The purpose of this paper is to review the use of case method in entrepreneurship research, and to identify trends in its current application. A key objective of the paper is to…

1939

Abstract

Purpose

The purpose of this paper is to review the use of case method in entrepreneurship research, and to identify trends in its current application. A key objective of the paper is to lay the foundation for a future research agenda by critically reviewing relevant literatures and offering insights into the use of case method in particular settings. The paper also helps identify areas where case method could add value to research findings in future scholarship.

Design/methodology/approach

Using a Boolean search, a systematic literature review (SLR) was undertaken across the “big five” entrepreneurship journals in the five-year period between 2008 and 2012. The search initially yielded a total of 269 “hits”. Following exclusion criteria, the list was refined to a total of 52 empirical papers, and these were reviewed using a comprehensive reading guide developed by the authors.

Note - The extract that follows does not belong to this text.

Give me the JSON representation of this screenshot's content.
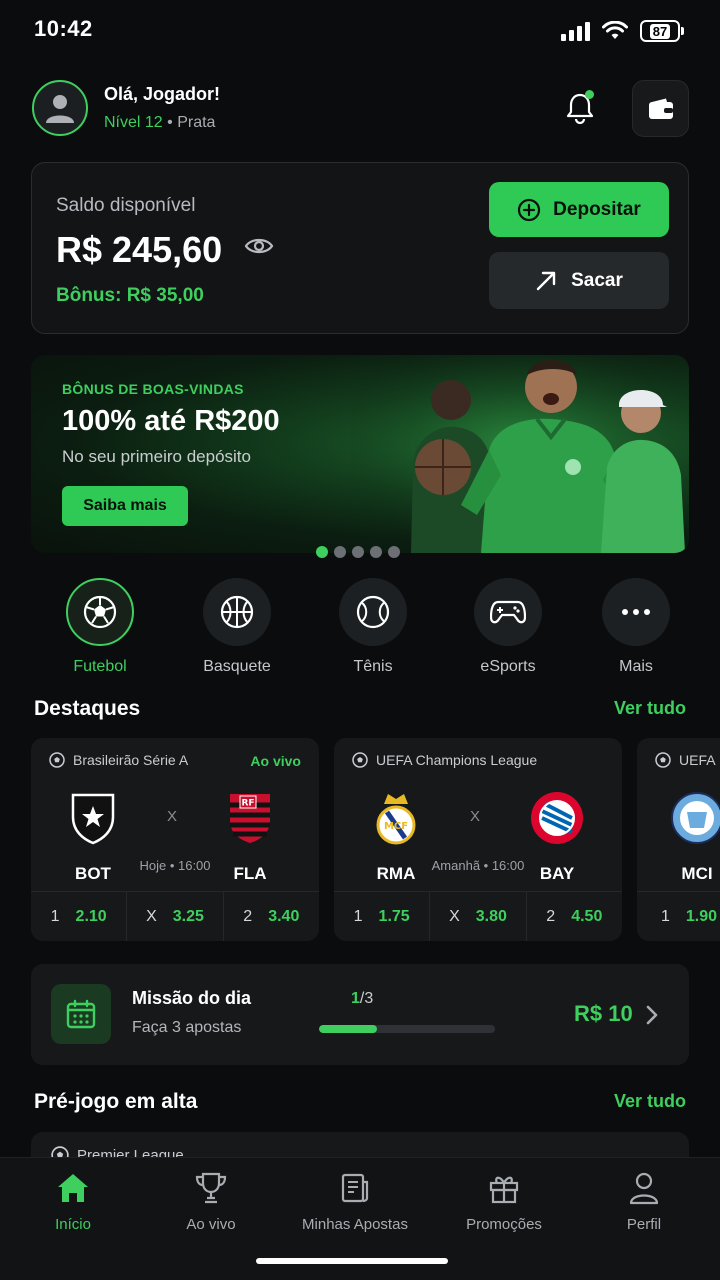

Findings

The paper finds that relatively few articles published in the “big five” entrepreneurship journals use case method, despite repeated calls in the literature for more in-depth, qualitative approaches. This potentially suggests that case method is not fully accepted as a legitimate or sufficiently rigorous approach in the upper echelons of contemporary published entrepreneurship scholarship. Overall the paper argues for greater acceptance of the use of case method amongst the academic community, alongside greater confidence in its application. This can be achieved by learning from other disciplines where the case approach is more established.

Research limitations/implications

While a comprehensive SLR was undertaken, the search was restricted to a limited time period and across a limited number of top tier journals.

Practical implications

The paper highlights incidents where case method has been used successfully, identifies gaps in the literature and contributes towards setting a future research agenda that should be of particular value to qualitative researchers.

Originality/value

The paper builds on extant literatures by furthering our understanding of the use of case method in entrepreneurship research. It should be of value to qualitative scholars applying case method in their empirical work, as well as those seeking to extend their methodological reach beyond a purely quantitative orientation.

Details

International Journal of Entrepreneurial Behavior & Research, vol. 21 no. 3
Type: Research Article
ISSN: 1355-2554

Keywords

Article
Publication date: 30 March 2010

Helene Ahl and Teresa Nelson

The purpose of this paper is to propose a re‐directed and purposeful attention to the design of research on gender and entrepreneurship moving forward.

2702

Abstract

Purpose

The purpose of this paper is to propose a re‐directed and purposeful attention to the design of research on gender and entrepreneurship moving forward.

Design/methodology/approach

The paper questions the value of more studies on the men v. women binary and encourages research on the institutions supporting the gendered construction.

Findings

The paper suggests a re‐framing of gender (to include men, women, femininity, masculinity, etc.) both in topics investigated and in building the cadre of scholars engaged. It asks for discrimination of gender from biological sex in language use and believes that dialogue will be improved if the word “gender” is maintained as a socially constructed phenomenon directed at distinguishing the norms around “what women do” and “what men do”. Researchers, too, must necessarily confront personal pre‐existing ideas and language shaped by the norms and habits of one's upbringing and daily life in societies that are not acute observers of gender in action.

Originality/value

The paper assesses trends in research on gender and entrepreneurship and recommends ideas regarding new directions to create better research and application in practice, teaching, and training.

Details

International Journal of Gender and Entrepreneurship, vol. 2 no. 1
Type: Research Article
ISSN: 1756-6266

Keywords

Content available
Article
Publication date: 18 February 2022

Colette Henry and Helle Neergaard

231

Abstract

Details

International Journal of Gender and Entrepreneurship, vol. 14 no. 1
Type: Research Article
ISSN: 1756-6266

1 – 10 of 15